Adolescent Confidentiality Policy

At Community Pediatrics of Andover, we want to recognize and support our teenage patients’ evolving maturity and independence. Adolescence is a time of transition toward adulthood, and we believe that we should support this healthy transition in our office. Toward this goal, we want our teens and parents to be aware of the following:

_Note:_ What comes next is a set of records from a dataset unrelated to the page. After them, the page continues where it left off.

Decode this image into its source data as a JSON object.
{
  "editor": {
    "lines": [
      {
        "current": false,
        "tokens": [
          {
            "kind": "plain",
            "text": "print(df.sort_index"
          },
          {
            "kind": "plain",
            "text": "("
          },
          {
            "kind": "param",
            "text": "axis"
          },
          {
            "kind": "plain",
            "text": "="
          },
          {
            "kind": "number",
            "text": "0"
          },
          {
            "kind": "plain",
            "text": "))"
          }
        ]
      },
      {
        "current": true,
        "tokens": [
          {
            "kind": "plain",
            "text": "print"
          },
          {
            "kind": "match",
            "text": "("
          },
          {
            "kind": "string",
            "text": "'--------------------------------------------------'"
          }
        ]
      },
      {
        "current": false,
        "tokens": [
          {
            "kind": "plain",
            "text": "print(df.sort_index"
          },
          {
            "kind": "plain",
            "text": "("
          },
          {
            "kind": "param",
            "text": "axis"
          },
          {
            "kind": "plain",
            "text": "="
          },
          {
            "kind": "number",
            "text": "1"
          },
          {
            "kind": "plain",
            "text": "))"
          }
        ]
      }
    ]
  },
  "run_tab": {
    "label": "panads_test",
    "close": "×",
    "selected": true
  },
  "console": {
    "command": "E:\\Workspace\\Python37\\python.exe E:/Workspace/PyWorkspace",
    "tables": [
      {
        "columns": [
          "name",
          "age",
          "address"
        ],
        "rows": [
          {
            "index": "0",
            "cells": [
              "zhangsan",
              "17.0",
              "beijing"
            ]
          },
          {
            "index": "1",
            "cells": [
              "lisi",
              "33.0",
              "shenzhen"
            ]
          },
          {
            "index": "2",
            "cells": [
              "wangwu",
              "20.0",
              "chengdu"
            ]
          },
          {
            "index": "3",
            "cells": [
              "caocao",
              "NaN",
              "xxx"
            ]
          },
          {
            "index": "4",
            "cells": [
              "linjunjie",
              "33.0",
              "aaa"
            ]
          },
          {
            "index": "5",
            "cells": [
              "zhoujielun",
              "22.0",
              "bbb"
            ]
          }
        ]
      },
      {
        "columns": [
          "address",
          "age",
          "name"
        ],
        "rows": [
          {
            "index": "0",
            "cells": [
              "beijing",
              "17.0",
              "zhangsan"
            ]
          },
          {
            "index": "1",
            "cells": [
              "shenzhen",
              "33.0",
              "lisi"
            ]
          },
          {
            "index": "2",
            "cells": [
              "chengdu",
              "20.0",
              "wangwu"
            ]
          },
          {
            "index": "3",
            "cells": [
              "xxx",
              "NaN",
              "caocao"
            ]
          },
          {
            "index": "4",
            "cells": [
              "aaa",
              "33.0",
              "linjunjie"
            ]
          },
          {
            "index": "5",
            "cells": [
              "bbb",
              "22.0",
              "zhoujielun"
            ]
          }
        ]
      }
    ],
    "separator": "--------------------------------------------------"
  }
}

  • TeenagersDuring our adolescent well visits starting at age 12 years, we will have part of each visit alone with our teens. We see this as an opportunity for teens to become more comfortable speaking alone with an adult healthcare provider, something that they will need to do independently once they are adults themselves. We also want to give all teens an opportunity to address any and all of their healthcare concerns in a private and confidential manner, should they need to.
  • When teens share something with us that they ask to remain confidential, we will honor that request, unless they plan to harm himself or herself or someone else. Although we always encourage adolescent patients to be open and honest with their parents, we also want them to have a “safe” place to go with any health concern, and sometimes we can be that safe place. We hope that parents will trust us to take the best care of our teens in these situations.
  • We will speak privately with parents during the visit about any concerns that they may want to share with us about their teen. We will maintain our patient’s confidentiality in these discussions, however.
  • These confidentiality parameters also extend to any telephone calls that we may have with our teen patients about their healthcare, including discussions about appropriate lab/imaging evaluations and results.

This policy is consistent with Massachusetts state law surrounding adolescent confidentiality, as well as the policies of the Society for Adolescent Medicine, and the American Academy of Pediatrics. We consider it a privilege to take care of our teens, and we look forward to working together, with this policy in mind, as our teens grow up!

Thank you,

Joe Desiato MD